"Most of our audience can get a ghost gun and not have it registered, but you're not going to be killing anybody."

Varney concurred with Kilmeade's assessment.

He went on to blame Biden for the growing number of guns nationwide, saying moves to restrict firearm sales only motivate Americans to purchase more guns.

"The President goes out yesterday and hammers ghost guns and then says he wants to go further."
"The result of that will be probably a million Americans will go out and buy their first gun. That's exactly what's going to happen."

In response, Kilmeade linked gun control measures to COVID-19 lockdowns around the world.

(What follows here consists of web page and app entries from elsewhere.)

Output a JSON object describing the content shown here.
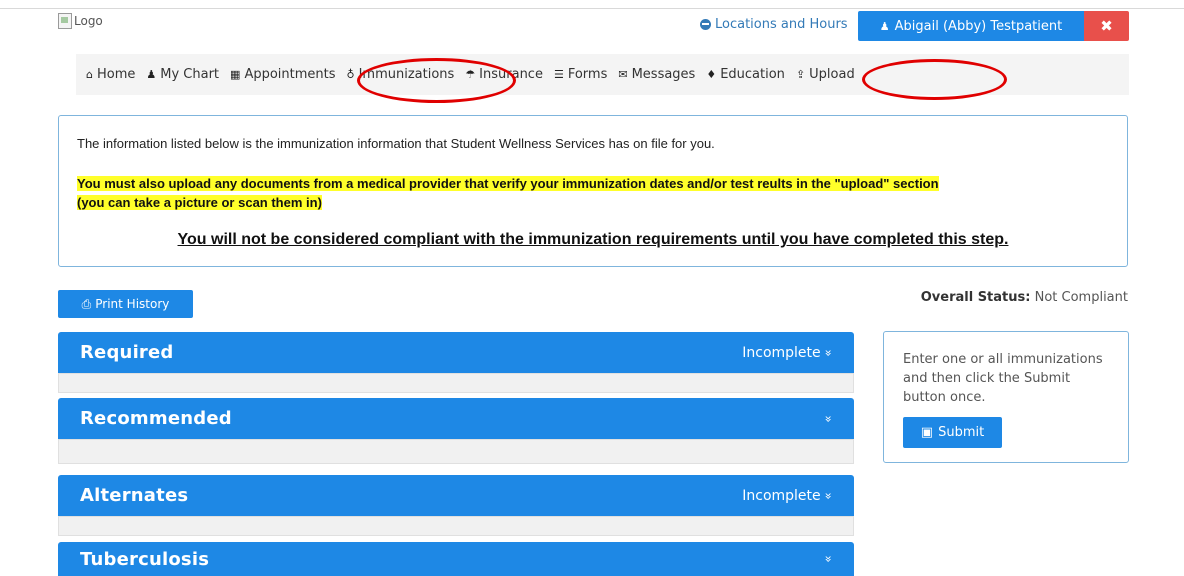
{
  "header": {
    "logo_alt": "Logo",
    "locations_link": "Locations and Hours",
    "user_name": "Abigail (Abby) Testpatient",
    "close_glyph": "✖"
  },
  "nav": {
    "items": [
      {
        "label": "Home",
        "icon": "home-icon",
        "glyph": "⌂"
      },
      {
        "label": "My Chart",
        "icon": "user-icon",
        "glyph": "♟"
      },
      {
        "label": "Appointments",
        "icon": "calendar-icon",
        "glyph": "▦"
      },
      {
        "label": "Immunizations",
        "icon": "stethoscope-icon",
        "glyph": "♁"
      },
      {
        "label": "Insurance",
        "icon": "umbrella-icon",
        "glyph": "☂"
      },
      {
        "label": "Forms",
        "icon": "list-icon",
        "glyph": "☰"
      },
      {
        "label": "Messages",
        "icon": "envelope-icon",
        "glyph": "✉"
      },
      {
        "label": "Education",
        "icon": "bell-icon",
        "glyph": "♦"
      },
      {
        "label": "Upload",
        "icon": "upload-icon",
        "glyph": "⇪"
      }
    ]
  },
  "notice": {
    "line1": "The information listed below is the immunization information that Student Wellness Services has on file for you.",
    "highlight_line1": "You must also upload any documents from a medical provider that verify your immunization dates and/or test reults in the \"upload\" section",
    "highlight_line2": "(you can take a picture or scan them in)",
    "compliance": "You will not be considered compliant with the immunization requirements until you have completed this step."
  },
  "actions": {
    "print_label": "Print History",
    "status_label": "Overall Status:",
    "status_value": "Not Compliant"
  },
  "sections": [
    {
      "title": "Required",
      "status": "Incomplete"
    },
    {
      "title": "Recommended",
      "status": ""
    },
    {
      "title": "Alternates",
      "status": "Incomplete"
    },
    {
      "title": "Tuberculosis",
      "status": ""
    }
  ],
  "side_panel": {
    "text": "Enter one or all immunizations and then click the Submit button once.",
    "submit_label": "Submit"
  },
  "colors": {
    "primary": "#1e88e5",
    "danger": "#e8504b",
    "highlight": "#ffff2a",
    "annotation": "#e00000"
  }
}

He suggested that to disarm the American public would be utterly authoritarian.

"In Shanghai, they basically jailed 25 million people for testing positive and being asymptomatic so, uh, the first thing they do is disarm you in society. And then they take over your life."
"And in Australia, believe it or not, I've never seen such a vicious crackdown on the pandemic from what they did in Australia!"
"And I'm not saying they wouldn't have done it if they had guns, but I'm telling you the American people will never be disarmed!"

Varney agreed again, proclaiming the Second Amendment of the United States Constitution is "one of the reasons I'm here."

But the two men's spirited defense of the Second Amendment did not go over well with their critics, who considered the display tactless given the purpose of the report was coverage of a mass shooting.

There are an estimated 400 million guns in the United States between police, the military, and American civilians, according to a Small Arms Survey, which conducts extensive research on all aspects of small arms and armed violence. That means there are more guns in the United States than people.

Varney and Kilmeade's attacks against Biden come after he announced that attorney and former Obama administration apointee Steve Dettelbach would be his nominee to serve as the director of the Bureau of Alcohol, Tobacco, Firearms and Explosives (ATF).

Dettelbach has been said to face "long odds" to confirmation, particularly because ATF, which is responsible for gun regulations, has not had a permanent director since 2015 and has been led by acting directors since the agency became a Senate-confirmed position in 2006.

The manhunt for the New York subway shooter continues.

Authorities have identified Frank James, a 62-year-old with addressses in Wisconsin and Pennsylvania, as a suspect in the attack.